It is widely presumed that because our forces are so highly trained, then the defence cuts will not really greatly impinge upon them. They will return to civilian life and be immediately welcomed with open arms by employers desperate to take on people with such high levels of dedication, motivation, discipline and expertise.

Sadly that is not the case.

Leaving the Services, especially when it was not even envisaged, comes as a huge shock to the system and it often brings with it the break up of the family unit, broken marriages, broken homes and single parent children who suddenly wonder why it is that the protection they naturally felt when 'dad was in the army' has suddenly stopped, and why 'I can only see dad now every other weekend', and 'I only know that when dad lost his job in the air force, he and mum stopped talking and instead started fighting.'

I do not exaggerate.

I remember too in the legal profession 12 years ago being taken aside by a bumptious partner to be told that my method of management was upsetting the department. He explained in a very pious, priestly way that "here we are all one happy family and we like to work together." This solicitor was well into political correctness - big time!
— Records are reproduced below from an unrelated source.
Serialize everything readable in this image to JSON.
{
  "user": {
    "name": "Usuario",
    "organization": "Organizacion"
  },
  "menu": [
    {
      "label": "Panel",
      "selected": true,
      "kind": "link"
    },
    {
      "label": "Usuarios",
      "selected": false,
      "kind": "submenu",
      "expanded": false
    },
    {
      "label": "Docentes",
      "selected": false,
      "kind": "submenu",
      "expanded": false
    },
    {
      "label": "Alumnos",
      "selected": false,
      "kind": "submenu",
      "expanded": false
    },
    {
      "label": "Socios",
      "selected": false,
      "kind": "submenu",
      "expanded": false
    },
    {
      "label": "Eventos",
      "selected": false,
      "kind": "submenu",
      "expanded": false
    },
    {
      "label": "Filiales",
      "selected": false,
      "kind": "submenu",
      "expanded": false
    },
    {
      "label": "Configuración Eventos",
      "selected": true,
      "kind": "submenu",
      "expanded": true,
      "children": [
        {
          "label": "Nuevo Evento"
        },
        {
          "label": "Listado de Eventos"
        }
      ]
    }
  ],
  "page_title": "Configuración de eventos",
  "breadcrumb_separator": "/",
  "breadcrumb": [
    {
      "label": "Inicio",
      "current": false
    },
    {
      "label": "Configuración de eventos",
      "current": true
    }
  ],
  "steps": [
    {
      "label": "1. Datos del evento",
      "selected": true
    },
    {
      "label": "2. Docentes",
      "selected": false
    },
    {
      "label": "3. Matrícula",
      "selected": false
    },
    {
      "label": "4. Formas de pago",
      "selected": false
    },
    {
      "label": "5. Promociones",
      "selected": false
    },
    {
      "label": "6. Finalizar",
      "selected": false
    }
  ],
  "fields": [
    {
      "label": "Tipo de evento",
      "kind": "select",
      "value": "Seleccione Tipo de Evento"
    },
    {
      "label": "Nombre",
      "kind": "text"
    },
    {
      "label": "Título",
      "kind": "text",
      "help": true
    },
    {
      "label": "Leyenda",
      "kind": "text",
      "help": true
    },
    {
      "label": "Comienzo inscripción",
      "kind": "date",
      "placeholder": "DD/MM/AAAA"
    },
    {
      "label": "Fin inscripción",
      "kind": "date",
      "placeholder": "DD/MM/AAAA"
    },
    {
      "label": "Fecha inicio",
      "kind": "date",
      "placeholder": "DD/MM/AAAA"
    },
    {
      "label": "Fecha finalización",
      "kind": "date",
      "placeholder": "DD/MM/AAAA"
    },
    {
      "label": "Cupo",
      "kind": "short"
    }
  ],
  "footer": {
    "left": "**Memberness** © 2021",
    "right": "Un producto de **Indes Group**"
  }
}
I understood but argued that I am working with my department. We were a team. But I didn't suffer fools gladly, especially secretaries who were taking their employers for a ride.

What made me laugh was that the very principles he told me to not apply, he applied himself.

Civvy Street is naturally suspicious of people who have served in the armed forces. It is now 66 years since the end of the Second World War, and as a Nation we are no longer used to military service. As a civil population we have had 66 years of peace within these islands, excepting of course the Troubles in Northern Ireland and most recently the Riots in England.

I do not like listening to a report, last evening on the main BBC news, that an RAF officer, having learned yesterday that he was being made redundant, had to be taken from his office because he was in a state of shock and could not be left alone, for fear that he might try and harm himself.

In the same week we demand that our armed forces give exemplary duty on the battlefield. Reader, they are!

We must help them to acclimatise to Civvy Street again. And it's tough.

In Civvy Street the camaderie and team spirit of the company, platoon, squadron, deck or ship's company is frankly non-existent.

In Civvy Street it is more like the scrap on the international trading floors of self-seeking investment bankers and traders who think only of number one.

In the armed forces you are taught not to think of number one but of everyone of whom you have now become an inextricable part. You think of everyone else around you. Then and only then do you think of yourself. And if you are an officer then you darned well set the highest example and lead from the front, never asking those within your command to do that which you wouldn’t hesitate to do yourself.

And we see that constantly in the reports and dispatches from the front line; from the reports written by the officers, NCOs, colleagues and friends following the death of a colleague in their Unit.

We are a great Nation and a great people. But let us not forget the demands we make of our armed forces, nor mistreat them when they try to return to civvy street. For in civvy street we are a very poor substitute for how a community should live, work and play together, something that our armed forces know and value only too well.

Ian Bradley Marshall